Two further containers were found to be linked to the first one, all of which contained cigarettes. There were a total of 19.4 million Lambert & Butlers and 10.9 million Regal cigarettes, all of which are believed to be counterfeit.
If the haul had not been intercepted it would have cost the Treasury about £8,064,000 in unpaid excise duty.
The cigarettes will be destroyed following the seizure, which was made at 5pm on Friday 1 March. All the containers had been destined for Glasgow.
Andy Lumb, from Border Force, said: ‘This was cigarette smuggling on an industrial scale so I am delighted our officers have prevented this haul of contraband from reaching our streets.
‘Tobacco smuggling is not victimless. It is effectively stealing from the public purse, at a time when the country can least afford it.
‘I would urge anyone tempted by cheap cigarettes and tobacco to think again. The black market cheats honest traders and it is totally unregulated so buyers have no way of knowing what they are actually getting.
‘The size of the detection should leave people in no doubt that tobacco smuggling is a serious organised crime, worth big money to the criminals involved. By stopping this shipment we have hit the smugglers where it hurts the most, in the pocket.’
Border Force officers use hi-tech search equipment to combat immigration crime and detect banned and restricted goods that smugglers attempt to bring into the country.
They use an array of search techniques including sniffer dogs, carbon dioxide detectors, heartbeat monitors and scanners - as well as visual searches - to find well-hidden stowaways, illegal drugs, firearms and tobacco which would otherwise end up causing harm to local people, businesses and communities.

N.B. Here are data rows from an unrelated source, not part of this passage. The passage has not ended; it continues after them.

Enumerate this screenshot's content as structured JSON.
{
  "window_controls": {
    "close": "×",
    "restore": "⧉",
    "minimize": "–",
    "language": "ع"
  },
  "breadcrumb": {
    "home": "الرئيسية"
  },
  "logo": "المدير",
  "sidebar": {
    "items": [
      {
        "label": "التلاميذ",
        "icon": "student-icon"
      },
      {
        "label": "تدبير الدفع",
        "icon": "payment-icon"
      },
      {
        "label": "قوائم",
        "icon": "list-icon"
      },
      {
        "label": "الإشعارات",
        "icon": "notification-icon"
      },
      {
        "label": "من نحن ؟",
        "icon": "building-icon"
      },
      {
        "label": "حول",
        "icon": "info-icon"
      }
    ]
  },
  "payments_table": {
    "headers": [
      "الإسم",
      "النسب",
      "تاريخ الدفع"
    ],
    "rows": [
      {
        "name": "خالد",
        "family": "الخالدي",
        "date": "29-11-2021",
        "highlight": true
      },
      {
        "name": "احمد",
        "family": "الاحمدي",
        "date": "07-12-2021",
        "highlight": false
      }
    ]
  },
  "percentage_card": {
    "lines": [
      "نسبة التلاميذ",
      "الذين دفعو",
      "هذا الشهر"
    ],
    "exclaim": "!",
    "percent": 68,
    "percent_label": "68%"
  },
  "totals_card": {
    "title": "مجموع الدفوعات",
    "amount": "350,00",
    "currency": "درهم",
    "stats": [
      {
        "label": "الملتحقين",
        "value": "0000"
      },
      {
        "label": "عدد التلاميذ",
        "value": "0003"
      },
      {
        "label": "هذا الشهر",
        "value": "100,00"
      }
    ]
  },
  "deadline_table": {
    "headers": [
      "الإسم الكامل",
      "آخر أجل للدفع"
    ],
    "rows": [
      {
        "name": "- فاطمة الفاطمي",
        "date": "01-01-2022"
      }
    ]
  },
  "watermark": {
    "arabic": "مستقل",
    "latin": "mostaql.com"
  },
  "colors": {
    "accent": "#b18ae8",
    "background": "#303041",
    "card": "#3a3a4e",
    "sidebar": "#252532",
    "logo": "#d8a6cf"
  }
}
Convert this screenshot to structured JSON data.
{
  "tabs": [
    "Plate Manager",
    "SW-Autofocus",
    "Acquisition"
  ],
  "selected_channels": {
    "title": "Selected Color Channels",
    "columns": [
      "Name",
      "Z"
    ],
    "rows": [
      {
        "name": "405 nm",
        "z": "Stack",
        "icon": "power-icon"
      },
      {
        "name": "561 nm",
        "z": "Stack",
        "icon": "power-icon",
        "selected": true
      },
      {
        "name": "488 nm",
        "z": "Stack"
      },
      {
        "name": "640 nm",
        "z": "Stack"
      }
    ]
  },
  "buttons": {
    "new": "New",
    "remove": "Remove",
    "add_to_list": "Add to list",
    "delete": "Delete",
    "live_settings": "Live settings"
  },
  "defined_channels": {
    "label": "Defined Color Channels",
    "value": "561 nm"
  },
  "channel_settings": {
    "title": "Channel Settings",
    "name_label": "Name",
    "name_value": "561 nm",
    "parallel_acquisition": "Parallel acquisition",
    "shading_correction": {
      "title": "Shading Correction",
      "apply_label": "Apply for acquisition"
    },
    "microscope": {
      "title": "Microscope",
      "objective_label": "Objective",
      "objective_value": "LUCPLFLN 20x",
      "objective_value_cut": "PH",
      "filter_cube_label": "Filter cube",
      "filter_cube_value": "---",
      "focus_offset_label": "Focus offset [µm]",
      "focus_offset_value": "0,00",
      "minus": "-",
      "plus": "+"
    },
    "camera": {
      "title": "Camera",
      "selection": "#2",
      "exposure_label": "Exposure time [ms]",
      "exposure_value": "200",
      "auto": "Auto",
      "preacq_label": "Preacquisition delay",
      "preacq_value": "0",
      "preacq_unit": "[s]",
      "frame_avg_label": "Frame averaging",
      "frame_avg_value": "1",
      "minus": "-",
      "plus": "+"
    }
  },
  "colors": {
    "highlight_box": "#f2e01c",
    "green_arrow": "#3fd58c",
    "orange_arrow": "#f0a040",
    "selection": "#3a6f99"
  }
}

Anyone who has information on suspected smuggling or immigration offences can contact Border Force or call the hotline on 0800 59 5000.